Lisa Hilton is at her best when she is guiding us down the back roads of our own emotional geography. Sure, she can riff heavy on traditional jazz, swinging with Gregg August on bass and Jaimeo Brown on drums on Nat King Cole-inspired “Jack & Jill,” but when the trio dove into “Emergency” and “Getaway,” from her most recent album, we caught a glimpse of our familiar selves in a different light.
Most of her songs were pop-tune length but deceptively dense, arranged to pack imagery on top of commentary. “Stop & Go” and “Lost & Found,” spoke to experiences both familiar and mundane, honoring them with careful dissonance, tempo shifts and structured momentary silences.
In other works, such as “Waterfall,” “Evening Song” and “Stepping into Paradise,” Hilton was a meteorologist of the soul, playing the length of the 88 like a rain-dancing shaman, generating—with both heavy palm and light fingers—storms that soaked all the way through.

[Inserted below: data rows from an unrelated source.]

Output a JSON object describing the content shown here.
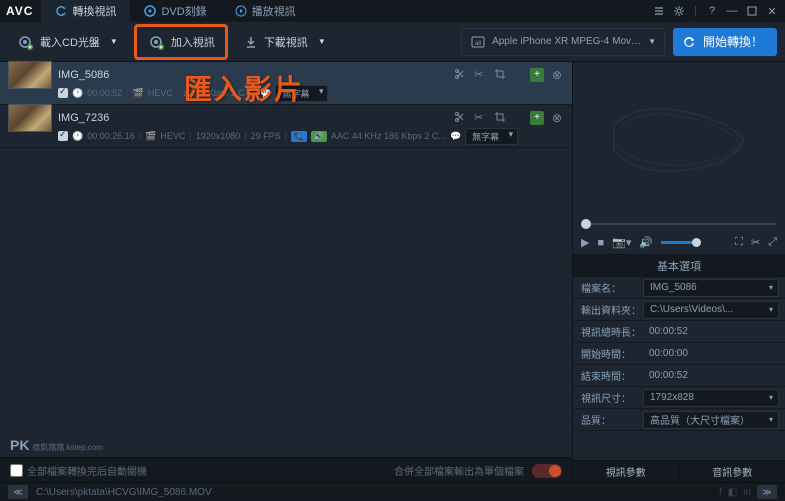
{
  "app_name": "AVC",
  "tabs": {
    "convert": "轉換視訊",
    "dvd": "DVD刻錄",
    "play": "播放視訊"
  },
  "toolbar": {
    "load_cd": "載入CD光盤",
    "add_video": "加入視訊",
    "download": "下載視訊",
    "profile": "Apple iPhone XR MPEG-4 Movie (*.m...",
    "convert": "開始轉換！"
  },
  "annotation": "匯入影片",
  "files": [
    {
      "name": "IMG_5086",
      "duration": "00:00:52",
      "codec": "HEVC",
      "info": "z 178 Kbps 2 C...",
      "subtitle": "無字幕",
      "selected": true
    },
    {
      "name": "IMG_7236",
      "duration": "00:00:26.16",
      "codec": "HEVC",
      "res": "1920x1080",
      "fps": "29 FPS",
      "audio": "AAC 44 KHz 186 Kbps 2 C...",
      "subtitle": "無字幕",
      "selected": false
    }
  ],
  "pk_brand": "PK",
  "pk_sub": "痞凱踏踏\nkstep.com",
  "merge": {
    "checkbox_label": "全部檔案轉換完后自動關機",
    "right_label": "合併全部檔案輸出為單個檔案"
  },
  "opts": {
    "header": "基本選項",
    "filename_l": "檔案名：",
    "filename_v": "IMG_5086",
    "outdir_l": "輸出資料夾：",
    "outdir_v": "C:\\Users\\Videos\\...",
    "vdur_l": "視訊總時長：",
    "vdur_v": "00:00:52",
    "start_l": "開始時間：",
    "start_v": "00:00:00",
    "end_l": "結束時間：",
    "end_v": "00:00:52",
    "size_l": "視訊尺寸：",
    "size_v": "1792x828",
    "quality_l": "品質：",
    "quality_v": "高品質（大尺寸檔案）",
    "video_params": "視訊參數",
    "audio_params": "音訊參數"
  },
  "statusbar": {
    "path": "C:\\Users\\pktata\\HCVG\\IMG_5086.MOV"
  }
}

Hilton took us to Gershwin’s city in “Subway” and to our bedrooms in “Seduction,” but sidestepped sentimentality, then graciously gestured us out with the plaintive and lyrical “Slow Down” and “Huckleberry Moon.” In doing so, she proved her case, “music is our first language . . . our original social network.” ★★★★☆